In October I built my 1st ever SPLOT! As part of the roll out of the University of Edinburgh’s new academic blogging service I was tasked with developing a digital skills training workshop on professional blogging and what better way to do that than by practicing what we preach and building a blog! Anne-Marie Scott set up the SPLOT template for me and it was all plain sailing from there. The Blogging to Build Your Professional Profile workshop has already proved to be very popular and all the resources have been shared under Creative Commons licence so they can be reused and adapted. It was great working with LTW colleagues on this project, particularly Karen Howie, who a good friend from early CETIS days and an awesome person to work with.
In late November Gary Needham, senior lecturer in film and media at the University of Liverpool tagged me in the #QueerArt20 twitter challenge; one image a day, any medium, no credits or titles. I’ve loved seeing the images other people have been posting and it really was a challenge to choose just 20 of my own to post. It was also a timely opportunity to reconnect with queer culture. And talking of which…
120 Beats Per Minute
I didn’t see many memorable films this year but one that I did see, and which will stay with me for a long time was 120 Beats Per Minute a deeply moving and viscerally powerful film about queer activism set against the background of the AIDS crisis in Paris in the late 1980’s / early 1990’s. It’s a beautiful, painful and necessary film and I would urge you all to see it.
CETIS – The End of an Era
At the beginning of December I stepped down as a partner of CETIS LLP ending a 17 year association with the organisation in all its various incarnations.
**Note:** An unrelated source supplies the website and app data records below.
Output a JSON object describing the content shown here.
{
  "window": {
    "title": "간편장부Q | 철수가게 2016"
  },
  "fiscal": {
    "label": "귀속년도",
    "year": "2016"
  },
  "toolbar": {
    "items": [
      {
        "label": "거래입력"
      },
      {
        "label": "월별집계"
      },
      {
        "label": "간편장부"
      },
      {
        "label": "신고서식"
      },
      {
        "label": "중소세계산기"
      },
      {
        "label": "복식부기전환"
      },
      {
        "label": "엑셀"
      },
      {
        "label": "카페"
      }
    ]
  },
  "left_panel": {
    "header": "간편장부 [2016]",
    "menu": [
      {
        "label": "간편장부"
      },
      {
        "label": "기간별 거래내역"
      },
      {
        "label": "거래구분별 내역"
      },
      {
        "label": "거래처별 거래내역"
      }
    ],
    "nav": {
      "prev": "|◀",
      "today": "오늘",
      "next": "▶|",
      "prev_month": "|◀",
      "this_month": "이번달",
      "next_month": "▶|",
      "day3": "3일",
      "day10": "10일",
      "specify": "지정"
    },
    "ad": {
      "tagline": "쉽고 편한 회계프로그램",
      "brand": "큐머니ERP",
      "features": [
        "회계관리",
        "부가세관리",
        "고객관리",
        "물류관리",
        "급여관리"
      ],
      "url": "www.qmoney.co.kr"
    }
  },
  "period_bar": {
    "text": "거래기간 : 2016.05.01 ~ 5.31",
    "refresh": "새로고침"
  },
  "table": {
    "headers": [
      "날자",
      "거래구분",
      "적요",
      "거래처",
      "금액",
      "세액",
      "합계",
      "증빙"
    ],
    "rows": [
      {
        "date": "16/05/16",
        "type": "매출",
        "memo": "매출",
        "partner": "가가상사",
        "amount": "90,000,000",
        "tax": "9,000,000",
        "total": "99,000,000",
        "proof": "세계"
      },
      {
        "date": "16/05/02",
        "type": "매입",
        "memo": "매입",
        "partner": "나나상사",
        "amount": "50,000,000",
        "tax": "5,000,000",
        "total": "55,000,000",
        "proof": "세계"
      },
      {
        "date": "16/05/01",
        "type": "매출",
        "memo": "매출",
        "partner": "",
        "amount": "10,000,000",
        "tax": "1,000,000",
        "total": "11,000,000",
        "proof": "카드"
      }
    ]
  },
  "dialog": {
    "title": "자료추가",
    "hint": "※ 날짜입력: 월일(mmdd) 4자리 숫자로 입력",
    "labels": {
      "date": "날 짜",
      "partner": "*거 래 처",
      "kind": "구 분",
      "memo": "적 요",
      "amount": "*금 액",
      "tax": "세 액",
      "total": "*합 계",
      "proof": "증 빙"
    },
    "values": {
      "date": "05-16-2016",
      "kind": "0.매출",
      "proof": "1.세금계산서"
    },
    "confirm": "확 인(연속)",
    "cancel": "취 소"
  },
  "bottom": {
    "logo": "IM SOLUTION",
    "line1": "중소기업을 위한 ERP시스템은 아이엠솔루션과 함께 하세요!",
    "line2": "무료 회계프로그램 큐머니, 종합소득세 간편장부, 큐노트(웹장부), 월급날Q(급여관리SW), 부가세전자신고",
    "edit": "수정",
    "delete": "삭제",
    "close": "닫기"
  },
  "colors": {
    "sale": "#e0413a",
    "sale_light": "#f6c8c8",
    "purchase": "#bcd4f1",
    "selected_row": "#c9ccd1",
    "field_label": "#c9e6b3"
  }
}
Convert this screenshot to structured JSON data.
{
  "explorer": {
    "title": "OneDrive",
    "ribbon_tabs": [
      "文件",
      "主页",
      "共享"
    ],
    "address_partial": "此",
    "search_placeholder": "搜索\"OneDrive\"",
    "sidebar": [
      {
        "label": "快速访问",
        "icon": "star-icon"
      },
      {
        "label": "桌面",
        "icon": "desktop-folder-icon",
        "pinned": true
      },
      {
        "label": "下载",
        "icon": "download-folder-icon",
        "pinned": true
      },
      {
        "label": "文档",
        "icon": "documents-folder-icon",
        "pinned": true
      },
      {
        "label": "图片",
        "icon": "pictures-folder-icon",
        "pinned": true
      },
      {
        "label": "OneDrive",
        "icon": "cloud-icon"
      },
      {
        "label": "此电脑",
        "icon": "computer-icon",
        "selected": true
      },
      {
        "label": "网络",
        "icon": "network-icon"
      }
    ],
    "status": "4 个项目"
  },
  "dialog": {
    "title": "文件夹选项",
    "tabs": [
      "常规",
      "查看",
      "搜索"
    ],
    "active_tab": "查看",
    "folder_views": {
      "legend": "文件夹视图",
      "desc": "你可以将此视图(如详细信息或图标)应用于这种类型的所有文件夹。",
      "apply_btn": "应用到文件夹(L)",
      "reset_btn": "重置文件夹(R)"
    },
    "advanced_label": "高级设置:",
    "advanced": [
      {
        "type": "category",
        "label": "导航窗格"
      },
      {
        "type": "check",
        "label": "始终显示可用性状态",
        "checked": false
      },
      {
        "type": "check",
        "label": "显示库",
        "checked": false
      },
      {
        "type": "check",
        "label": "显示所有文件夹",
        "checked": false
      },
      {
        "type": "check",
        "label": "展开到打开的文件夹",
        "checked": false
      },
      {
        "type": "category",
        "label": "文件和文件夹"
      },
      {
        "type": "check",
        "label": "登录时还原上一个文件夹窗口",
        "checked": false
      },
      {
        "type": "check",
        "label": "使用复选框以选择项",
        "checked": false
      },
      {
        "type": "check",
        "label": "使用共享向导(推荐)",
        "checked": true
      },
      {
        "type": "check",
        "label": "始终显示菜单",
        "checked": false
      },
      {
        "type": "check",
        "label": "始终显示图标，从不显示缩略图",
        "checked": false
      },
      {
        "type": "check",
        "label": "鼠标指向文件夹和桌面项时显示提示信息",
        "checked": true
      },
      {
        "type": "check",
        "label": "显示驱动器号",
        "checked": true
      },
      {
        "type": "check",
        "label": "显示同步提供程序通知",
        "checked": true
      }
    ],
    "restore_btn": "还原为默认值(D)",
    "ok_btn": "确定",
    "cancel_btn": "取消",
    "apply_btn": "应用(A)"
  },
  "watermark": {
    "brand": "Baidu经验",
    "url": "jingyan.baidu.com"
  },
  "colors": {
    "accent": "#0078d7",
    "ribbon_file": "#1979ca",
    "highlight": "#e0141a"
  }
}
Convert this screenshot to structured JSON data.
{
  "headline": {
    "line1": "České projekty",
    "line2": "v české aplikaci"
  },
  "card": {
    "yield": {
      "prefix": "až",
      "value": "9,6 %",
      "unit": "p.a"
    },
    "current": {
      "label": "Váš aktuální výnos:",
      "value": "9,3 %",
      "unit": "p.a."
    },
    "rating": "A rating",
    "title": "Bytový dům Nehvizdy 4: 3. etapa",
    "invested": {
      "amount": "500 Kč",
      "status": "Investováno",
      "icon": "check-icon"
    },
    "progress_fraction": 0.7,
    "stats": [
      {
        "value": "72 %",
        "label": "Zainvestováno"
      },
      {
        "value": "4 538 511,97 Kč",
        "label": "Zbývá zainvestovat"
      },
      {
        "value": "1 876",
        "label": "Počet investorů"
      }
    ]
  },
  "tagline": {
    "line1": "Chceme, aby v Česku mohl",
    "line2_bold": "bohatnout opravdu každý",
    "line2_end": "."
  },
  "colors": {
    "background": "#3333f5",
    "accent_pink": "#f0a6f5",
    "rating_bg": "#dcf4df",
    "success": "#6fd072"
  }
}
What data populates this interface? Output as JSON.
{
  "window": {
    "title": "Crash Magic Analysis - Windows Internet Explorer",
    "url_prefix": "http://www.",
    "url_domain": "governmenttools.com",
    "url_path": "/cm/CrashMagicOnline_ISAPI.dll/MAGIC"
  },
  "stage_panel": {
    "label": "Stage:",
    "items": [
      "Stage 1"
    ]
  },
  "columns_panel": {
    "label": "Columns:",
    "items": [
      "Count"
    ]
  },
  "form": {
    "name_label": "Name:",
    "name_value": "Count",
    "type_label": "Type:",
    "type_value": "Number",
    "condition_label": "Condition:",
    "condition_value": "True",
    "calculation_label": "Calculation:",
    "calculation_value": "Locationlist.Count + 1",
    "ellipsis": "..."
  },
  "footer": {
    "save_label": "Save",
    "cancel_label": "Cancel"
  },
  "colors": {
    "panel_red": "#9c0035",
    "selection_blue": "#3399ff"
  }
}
I wouldn’t be where I am today without CETIS and I wish all the partners the very best for the future
….and the lows
Brexit has cast a noxious cloud of reckless xenophobia, bigotry and intolerance over us all, with the only glimmers of hope being a 2nd referendum and the more distant promise of Indy Ref 2.
It’s been equally been horrifying to watch the rise of right wing populist movements across the world. Fascism might have a new acceptable ALT-Right face but it’s still fucking fascism.
I was heart broken by the death of Scott Hutchison in May. He was a phenomenally talented writer and his songs uniquely captured the struggles so many face with alienation, depression, isolation and addiction. Scott faced all these demons in true Scottish style; with scathing wit, self-effacing humour and heartbreaking poetry. Just a few months before his death, I was packed into the Academy with hundreds of others for 10th anniversary tour of The Midnight Organ Fight. It’s a night I won’t forget.
Frightened Rabbit, Barrowlands Ballroom, December 2016. CC BY Lorna M. Campbell
On an open education note, one of my frustrations this year is that, due to lack of time and focussing efforts elsewhere, I had to neglect Open Scotland. I really hope I’ll have an opportunity to revitalise the initiative next year as we still have a lot of work to do to persuade the Scottish Government of the benefits of open education. This might seem like a trivial exercise when Scot Gov is facing the catastrophic challenge of Brexit, but surely we need open and equitable access to education and educational resources now more than ever.
I think I’ve exhausted my numbers now and they all add up to quite a year (sorry, that’s terrible) it just remains for me to wish you all the very best for 2019.